PROVIDED RECORDS -
━━━━━━━━━━━━━━━━━━━━

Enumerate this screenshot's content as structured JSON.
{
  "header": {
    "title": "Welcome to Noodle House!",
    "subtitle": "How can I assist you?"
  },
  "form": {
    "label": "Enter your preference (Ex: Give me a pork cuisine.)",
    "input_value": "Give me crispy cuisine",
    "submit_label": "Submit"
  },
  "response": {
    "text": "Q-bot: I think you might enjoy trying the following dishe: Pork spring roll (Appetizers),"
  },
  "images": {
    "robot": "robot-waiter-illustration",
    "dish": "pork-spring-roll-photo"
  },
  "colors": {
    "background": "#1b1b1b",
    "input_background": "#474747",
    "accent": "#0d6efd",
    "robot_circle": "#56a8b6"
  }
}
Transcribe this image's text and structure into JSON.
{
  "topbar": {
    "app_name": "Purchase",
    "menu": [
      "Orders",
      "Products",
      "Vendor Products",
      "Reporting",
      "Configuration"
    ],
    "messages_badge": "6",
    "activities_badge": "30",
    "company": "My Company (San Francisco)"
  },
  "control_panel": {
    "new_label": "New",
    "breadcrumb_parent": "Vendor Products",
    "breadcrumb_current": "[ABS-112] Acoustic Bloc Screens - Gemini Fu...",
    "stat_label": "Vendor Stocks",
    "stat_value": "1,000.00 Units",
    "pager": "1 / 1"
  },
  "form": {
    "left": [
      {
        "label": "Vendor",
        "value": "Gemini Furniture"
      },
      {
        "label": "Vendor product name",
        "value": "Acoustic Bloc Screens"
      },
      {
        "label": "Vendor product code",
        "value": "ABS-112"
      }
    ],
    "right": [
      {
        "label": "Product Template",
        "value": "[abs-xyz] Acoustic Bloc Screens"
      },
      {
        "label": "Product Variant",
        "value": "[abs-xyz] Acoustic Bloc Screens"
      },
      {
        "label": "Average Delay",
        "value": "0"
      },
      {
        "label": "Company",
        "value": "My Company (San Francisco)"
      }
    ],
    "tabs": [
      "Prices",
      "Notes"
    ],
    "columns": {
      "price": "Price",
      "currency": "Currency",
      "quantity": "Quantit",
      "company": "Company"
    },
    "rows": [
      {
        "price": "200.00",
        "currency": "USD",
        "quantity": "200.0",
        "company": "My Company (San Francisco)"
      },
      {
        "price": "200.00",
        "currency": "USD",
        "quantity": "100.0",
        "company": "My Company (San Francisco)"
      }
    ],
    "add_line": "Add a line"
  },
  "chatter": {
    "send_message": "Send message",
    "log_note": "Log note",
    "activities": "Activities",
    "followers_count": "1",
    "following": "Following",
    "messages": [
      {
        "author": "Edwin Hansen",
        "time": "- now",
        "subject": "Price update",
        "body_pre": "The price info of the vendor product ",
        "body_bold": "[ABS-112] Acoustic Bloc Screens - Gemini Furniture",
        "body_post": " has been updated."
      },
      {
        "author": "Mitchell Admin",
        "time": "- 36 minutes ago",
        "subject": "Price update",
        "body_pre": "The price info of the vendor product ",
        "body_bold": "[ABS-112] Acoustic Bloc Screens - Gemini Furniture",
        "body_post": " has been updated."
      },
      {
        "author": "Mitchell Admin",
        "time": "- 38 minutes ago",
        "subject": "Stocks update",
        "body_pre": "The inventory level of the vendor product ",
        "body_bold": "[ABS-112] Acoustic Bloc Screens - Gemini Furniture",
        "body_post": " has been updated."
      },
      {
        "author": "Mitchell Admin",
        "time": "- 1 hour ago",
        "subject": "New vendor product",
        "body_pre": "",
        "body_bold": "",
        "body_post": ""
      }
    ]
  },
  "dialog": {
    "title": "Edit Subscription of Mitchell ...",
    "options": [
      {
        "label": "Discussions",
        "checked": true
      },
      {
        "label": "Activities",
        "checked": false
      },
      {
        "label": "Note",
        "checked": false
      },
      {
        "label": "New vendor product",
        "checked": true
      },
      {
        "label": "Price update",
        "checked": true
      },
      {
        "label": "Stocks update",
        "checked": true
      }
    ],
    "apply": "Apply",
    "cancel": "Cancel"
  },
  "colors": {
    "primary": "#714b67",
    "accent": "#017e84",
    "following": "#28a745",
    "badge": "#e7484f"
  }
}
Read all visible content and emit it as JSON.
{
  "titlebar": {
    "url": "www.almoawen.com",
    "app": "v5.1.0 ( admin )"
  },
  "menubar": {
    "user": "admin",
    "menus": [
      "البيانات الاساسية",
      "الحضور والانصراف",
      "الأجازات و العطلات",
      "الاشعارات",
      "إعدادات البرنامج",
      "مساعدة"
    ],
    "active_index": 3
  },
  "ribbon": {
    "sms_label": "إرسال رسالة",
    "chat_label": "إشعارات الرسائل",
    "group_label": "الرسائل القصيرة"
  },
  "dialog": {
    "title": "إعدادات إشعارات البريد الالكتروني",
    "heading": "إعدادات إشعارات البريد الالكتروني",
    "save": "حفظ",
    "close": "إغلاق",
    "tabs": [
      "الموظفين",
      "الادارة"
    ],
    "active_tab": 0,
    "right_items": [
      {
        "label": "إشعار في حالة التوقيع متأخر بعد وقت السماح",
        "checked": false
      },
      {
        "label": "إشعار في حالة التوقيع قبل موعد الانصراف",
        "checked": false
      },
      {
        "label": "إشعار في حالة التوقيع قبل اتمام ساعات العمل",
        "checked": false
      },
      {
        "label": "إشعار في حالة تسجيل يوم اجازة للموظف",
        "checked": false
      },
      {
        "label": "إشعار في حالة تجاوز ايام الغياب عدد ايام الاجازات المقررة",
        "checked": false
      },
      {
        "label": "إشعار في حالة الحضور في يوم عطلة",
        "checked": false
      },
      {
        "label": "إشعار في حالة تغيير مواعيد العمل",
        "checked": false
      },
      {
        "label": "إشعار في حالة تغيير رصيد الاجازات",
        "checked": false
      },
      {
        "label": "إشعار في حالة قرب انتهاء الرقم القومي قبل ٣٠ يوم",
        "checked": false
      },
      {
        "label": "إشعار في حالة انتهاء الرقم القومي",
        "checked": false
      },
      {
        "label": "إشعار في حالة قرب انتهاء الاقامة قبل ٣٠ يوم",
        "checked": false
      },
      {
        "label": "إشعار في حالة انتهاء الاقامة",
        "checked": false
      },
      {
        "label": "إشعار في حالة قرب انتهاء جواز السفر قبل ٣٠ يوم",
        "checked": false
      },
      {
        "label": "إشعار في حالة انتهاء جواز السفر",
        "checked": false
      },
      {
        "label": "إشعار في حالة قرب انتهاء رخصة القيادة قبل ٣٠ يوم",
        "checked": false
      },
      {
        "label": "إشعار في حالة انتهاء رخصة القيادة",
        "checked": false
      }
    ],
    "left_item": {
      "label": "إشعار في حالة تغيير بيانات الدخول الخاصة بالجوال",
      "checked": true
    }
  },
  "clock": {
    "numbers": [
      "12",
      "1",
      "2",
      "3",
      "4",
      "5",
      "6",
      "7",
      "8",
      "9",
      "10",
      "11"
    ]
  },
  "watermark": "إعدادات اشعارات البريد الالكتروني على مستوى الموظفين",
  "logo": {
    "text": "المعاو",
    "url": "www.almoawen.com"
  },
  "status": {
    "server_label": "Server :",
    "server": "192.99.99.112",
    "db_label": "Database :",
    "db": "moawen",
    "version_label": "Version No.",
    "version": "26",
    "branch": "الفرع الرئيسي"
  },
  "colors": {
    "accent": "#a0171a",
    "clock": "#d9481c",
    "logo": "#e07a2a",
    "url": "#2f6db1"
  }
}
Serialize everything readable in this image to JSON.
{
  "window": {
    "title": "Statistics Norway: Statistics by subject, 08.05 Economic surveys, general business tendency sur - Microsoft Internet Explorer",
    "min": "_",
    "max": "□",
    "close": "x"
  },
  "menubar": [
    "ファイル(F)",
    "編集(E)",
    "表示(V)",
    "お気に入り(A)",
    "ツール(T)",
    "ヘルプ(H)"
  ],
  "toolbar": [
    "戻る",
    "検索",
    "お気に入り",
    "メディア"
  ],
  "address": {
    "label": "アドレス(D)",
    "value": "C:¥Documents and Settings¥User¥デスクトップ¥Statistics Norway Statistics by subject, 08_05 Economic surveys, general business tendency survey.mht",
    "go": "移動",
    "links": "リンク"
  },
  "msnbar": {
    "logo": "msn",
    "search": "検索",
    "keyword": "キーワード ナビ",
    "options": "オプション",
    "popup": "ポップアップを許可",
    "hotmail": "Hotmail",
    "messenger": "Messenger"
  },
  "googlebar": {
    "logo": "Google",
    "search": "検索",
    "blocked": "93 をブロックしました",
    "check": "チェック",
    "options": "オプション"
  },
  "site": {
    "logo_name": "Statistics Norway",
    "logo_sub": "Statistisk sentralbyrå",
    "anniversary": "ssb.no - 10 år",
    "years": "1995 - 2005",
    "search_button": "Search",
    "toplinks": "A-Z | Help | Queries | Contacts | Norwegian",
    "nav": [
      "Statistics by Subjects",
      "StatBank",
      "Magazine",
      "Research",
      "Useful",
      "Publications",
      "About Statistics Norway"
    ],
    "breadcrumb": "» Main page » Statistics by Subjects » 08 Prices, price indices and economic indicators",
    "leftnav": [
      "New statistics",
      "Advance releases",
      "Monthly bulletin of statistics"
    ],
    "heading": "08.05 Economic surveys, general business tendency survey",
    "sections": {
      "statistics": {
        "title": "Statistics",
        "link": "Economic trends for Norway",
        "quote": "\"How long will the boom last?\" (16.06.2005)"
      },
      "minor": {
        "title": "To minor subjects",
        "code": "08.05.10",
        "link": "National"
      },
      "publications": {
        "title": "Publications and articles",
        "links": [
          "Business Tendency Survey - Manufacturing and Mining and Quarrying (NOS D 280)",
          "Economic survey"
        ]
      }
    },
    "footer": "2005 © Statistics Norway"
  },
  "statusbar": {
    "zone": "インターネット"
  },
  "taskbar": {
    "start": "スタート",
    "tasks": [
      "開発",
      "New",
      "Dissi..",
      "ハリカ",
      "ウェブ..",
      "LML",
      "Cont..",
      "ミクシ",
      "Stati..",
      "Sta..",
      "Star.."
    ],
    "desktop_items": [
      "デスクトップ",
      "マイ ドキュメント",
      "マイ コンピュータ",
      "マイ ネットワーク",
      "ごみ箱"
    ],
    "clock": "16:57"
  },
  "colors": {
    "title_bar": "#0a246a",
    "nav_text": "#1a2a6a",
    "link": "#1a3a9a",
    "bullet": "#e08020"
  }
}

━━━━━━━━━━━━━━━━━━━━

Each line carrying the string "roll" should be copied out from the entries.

    "text": "Q-bot: I think you might enjoy trying the following dishe: Pork spring roll (Appetizers),"
    "dish": "pork-spring-roll-photo"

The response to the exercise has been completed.